*Task details*.
Every entry below should be reproduced exactly, with all pictures left out.

*Record extracts*.
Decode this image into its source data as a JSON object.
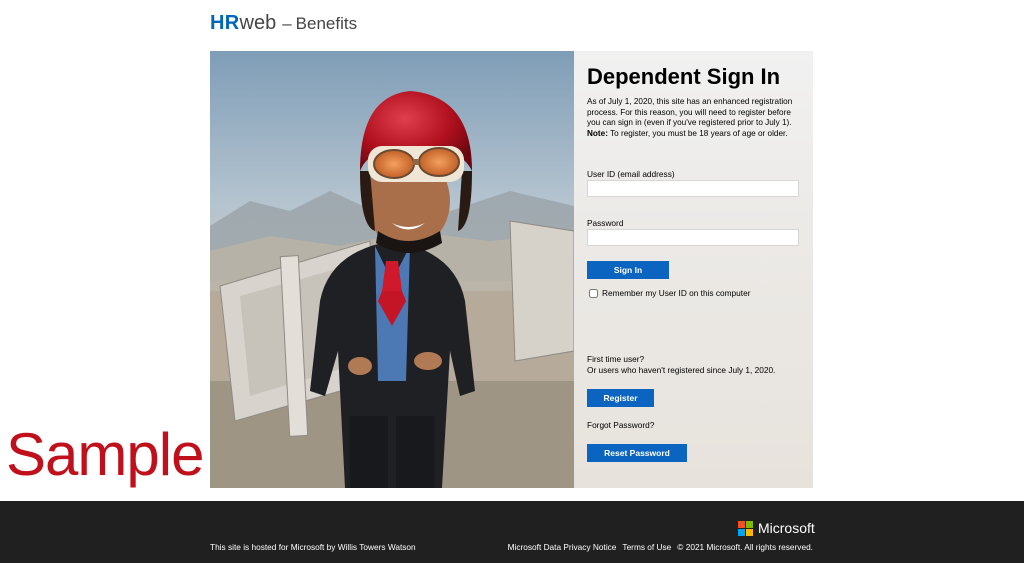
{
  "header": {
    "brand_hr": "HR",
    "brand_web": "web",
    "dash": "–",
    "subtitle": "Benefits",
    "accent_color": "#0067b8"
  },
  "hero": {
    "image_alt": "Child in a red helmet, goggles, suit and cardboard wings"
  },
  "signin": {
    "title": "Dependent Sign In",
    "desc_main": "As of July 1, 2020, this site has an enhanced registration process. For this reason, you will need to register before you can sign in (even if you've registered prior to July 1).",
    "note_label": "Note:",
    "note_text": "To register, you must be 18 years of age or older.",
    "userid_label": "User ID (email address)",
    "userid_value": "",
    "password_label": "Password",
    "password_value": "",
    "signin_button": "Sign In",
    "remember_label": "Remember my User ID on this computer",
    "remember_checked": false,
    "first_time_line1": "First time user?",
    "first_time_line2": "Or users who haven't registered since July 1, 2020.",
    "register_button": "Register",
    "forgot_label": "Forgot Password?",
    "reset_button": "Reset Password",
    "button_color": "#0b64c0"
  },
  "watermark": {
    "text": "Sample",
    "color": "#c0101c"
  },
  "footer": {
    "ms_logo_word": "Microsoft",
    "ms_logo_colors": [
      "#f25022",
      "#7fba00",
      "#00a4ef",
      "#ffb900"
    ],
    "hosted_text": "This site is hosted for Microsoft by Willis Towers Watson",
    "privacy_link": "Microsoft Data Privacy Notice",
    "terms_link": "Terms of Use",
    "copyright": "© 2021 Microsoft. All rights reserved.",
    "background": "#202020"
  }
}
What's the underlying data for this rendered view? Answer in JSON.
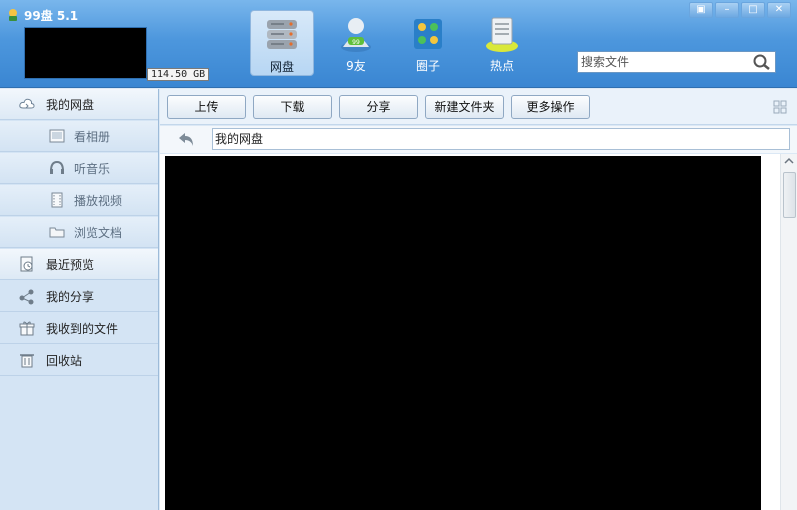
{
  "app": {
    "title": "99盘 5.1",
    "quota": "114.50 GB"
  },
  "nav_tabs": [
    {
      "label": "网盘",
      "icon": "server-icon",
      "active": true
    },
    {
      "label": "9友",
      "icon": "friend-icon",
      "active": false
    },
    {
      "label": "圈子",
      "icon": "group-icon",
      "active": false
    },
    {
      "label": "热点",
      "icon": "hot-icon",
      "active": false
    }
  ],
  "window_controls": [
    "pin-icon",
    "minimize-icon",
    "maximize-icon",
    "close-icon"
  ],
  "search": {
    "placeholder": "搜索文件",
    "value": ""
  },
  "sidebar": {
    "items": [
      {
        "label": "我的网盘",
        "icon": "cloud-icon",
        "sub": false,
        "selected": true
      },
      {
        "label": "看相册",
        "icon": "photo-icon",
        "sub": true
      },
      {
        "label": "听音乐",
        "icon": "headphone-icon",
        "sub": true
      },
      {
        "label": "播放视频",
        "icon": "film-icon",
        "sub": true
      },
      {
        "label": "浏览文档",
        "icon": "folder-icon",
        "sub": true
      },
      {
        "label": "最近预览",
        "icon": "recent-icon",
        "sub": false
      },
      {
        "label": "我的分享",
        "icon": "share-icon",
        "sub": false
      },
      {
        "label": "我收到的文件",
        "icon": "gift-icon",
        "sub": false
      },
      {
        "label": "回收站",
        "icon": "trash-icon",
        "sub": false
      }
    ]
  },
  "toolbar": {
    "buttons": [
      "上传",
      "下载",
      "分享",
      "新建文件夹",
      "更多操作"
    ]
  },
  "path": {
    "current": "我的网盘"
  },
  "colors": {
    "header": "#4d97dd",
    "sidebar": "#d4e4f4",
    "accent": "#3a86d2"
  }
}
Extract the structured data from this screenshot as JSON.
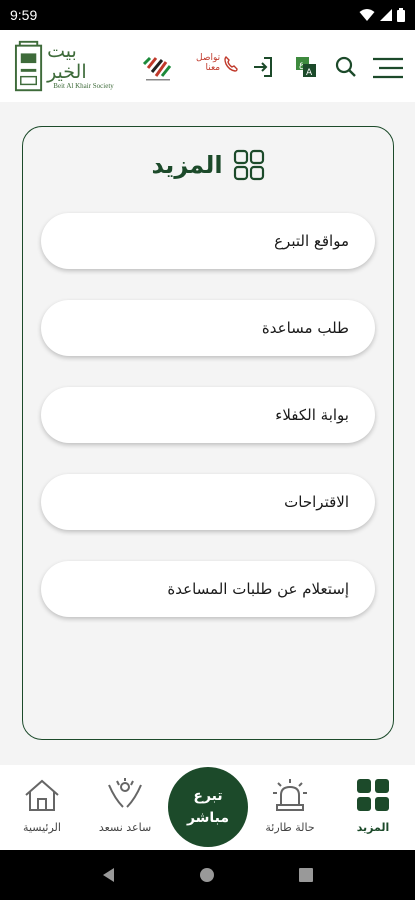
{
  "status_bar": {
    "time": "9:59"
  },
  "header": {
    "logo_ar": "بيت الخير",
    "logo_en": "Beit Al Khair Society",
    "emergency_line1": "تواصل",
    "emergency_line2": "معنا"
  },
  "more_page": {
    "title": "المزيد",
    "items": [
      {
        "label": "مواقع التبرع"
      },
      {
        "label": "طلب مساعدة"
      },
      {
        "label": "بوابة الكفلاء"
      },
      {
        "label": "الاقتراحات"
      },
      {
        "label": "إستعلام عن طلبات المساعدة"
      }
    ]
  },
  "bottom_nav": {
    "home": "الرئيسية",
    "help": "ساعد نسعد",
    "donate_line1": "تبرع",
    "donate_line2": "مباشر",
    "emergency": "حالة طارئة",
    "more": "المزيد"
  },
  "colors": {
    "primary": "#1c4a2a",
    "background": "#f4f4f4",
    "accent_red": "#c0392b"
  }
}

*Result for this exercise*.
Decode this image into its source data as a JSON object.
{
  "header": {
    "brand_hr": "HR",
    "brand_web": "web",
    "dash": "–",
    "subtitle": "Benefits",
    "accent_color": "#0067b8"
  },
  "hero": {
    "image_alt": "Child in a red helmet, goggles, suit and cardboard wings"
  },
  "signin": {
    "title": "Dependent Sign In",
    "desc_main": "As of July 1, 2020, this site has an enhanced registration process. For this reason, you will need to register before you can sign in (even if you've registered prior to July 1).",
    "note_label": "Note:",
    "note_text": "To register, you must be 18 years of age or older.",
    "userid_label": "User ID (email address)",
    "userid_value": "",
    "password_label": "Password",
    "password_value": "",
    "signin_button": "Sign In",
    "remember_label": "Remember my User ID on this computer",
    "remember_checked": false,
    "first_time_line1": "First time user?",
    "first_time_line2": "Or users who haven't registered since July 1, 2020.",
    "register_button": "Register",
    "forgot_label": "Forgot Password?",
    "reset_button": "Reset Password",
    "button_color": "#0b64c0"
  },
  "watermark": {
    "text": "Sample",
    "color": "#c0101c"
  },
  "footer": {
    "ms_logo_word": "Microsoft",
    "ms_logo_colors": [
      "#f25022",
      "#7fba00",
      "#00a4ef",
      "#ffb900"
    ],
    "hosted_text": "This site is hosted for Microsoft by Willis Towers Watson",
    "privacy_link": "Microsoft Data Privacy Notice",
    "terms_link": "Terms of Use",
    "copyright": "© 2021 Microsoft. All rights reserved.",
    "background": "#202020"
  }
}
What's the underlying data for this rendered view? Answer in JSON.
{
  "app": {
    "title": "99盘 5.1",
    "quota": "114.50 GB"
  },
  "nav_tabs": [
    {
      "label": "网盘",
      "icon": "server-icon",
      "active": true
    },
    {
      "label": "9友",
      "icon": "friend-icon",
      "active": false
    },
    {
      "label": "圈子",
      "icon": "group-icon",
      "active": false
    },
    {
      "label": "热点",
      "icon": "hot-icon",
      "active": false
    }
  ],
  "window_controls": [
    "pin-icon",
    "minimize-icon",
    "maximize-icon",
    "close-icon"
  ],
  "search": {
    "placeholder": "搜索文件",
    "value": ""
  },
  "sidebar": {
    "items": [
      {
        "label": "我的网盘",
        "icon": "cloud-icon",
        "sub": false,
        "selected": true
      },
      {
        "label": "看相册",
        "icon": "photo-icon",
        "sub": true
      },
      {
        "label": "听音乐",
        "icon": "headphone-icon",
        "sub": true
      },
      {
        "label": "播放视频",
        "icon": "film-icon",
        "sub": true
      },
      {
        "label": "浏览文档",
        "icon": "folder-icon",
        "sub": true
      },
      {
        "label": "最近预览",
        "icon": "recent-icon",
        "sub": false
      },
      {
        "label": "我的分享",
        "icon": "share-icon",
        "sub": false
      },
      {
        "label": "我收到的文件",
        "icon": "gift-icon",
        "sub": false
      },
      {
        "label": "回收站",
        "icon": "trash-icon",
        "sub": false
      }
    ]
  },
  "toolbar": {
    "buttons": [
      "上传",
      "下载",
      "分享",
      "新建文件夹",
      "更多操作"
    ]
  },
  "path": {
    "current": "我的网盘"
  },
  "colors": {
    "header": "#4d97dd",
    "sidebar": "#d4e4f4",
    "accent": "#3a86d2"
  }
}
Extract the structured data from this screenshot as JSON.
{
  "status_bar": {
    "time": "9:59"
  },
  "header": {
    "logo_ar": "بيت الخير",
    "logo_en": "Beit Al Khair Society",
    "emergency_line1": "تواصل",
    "emergency_line2": "معنا"
  },
  "more_page": {
    "title": "المزيد",
    "items": [
      {
        "label": "مواقع التبرع"
      },
      {
        "label": "طلب مساعدة"
      },
      {
        "label": "بوابة الكفلاء"
      },
      {
        "label": "الاقتراحات"
      },
      {
        "label": "إستعلام عن طلبات المساعدة"
      }
    ]
  },
  "bottom_nav": {
    "home": "الرئيسية",
    "help": "ساعد نسعد",
    "donate_line1": "تبرع",
    "donate_line2": "مباشر",
    "emergency": "حالة طارئة",
    "more": "المزيد"
  },
  "colors": {
    "primary": "#1c4a2a",
    "background": "#f4f4f4",
    "accent_red": "#c0392b"
  }
}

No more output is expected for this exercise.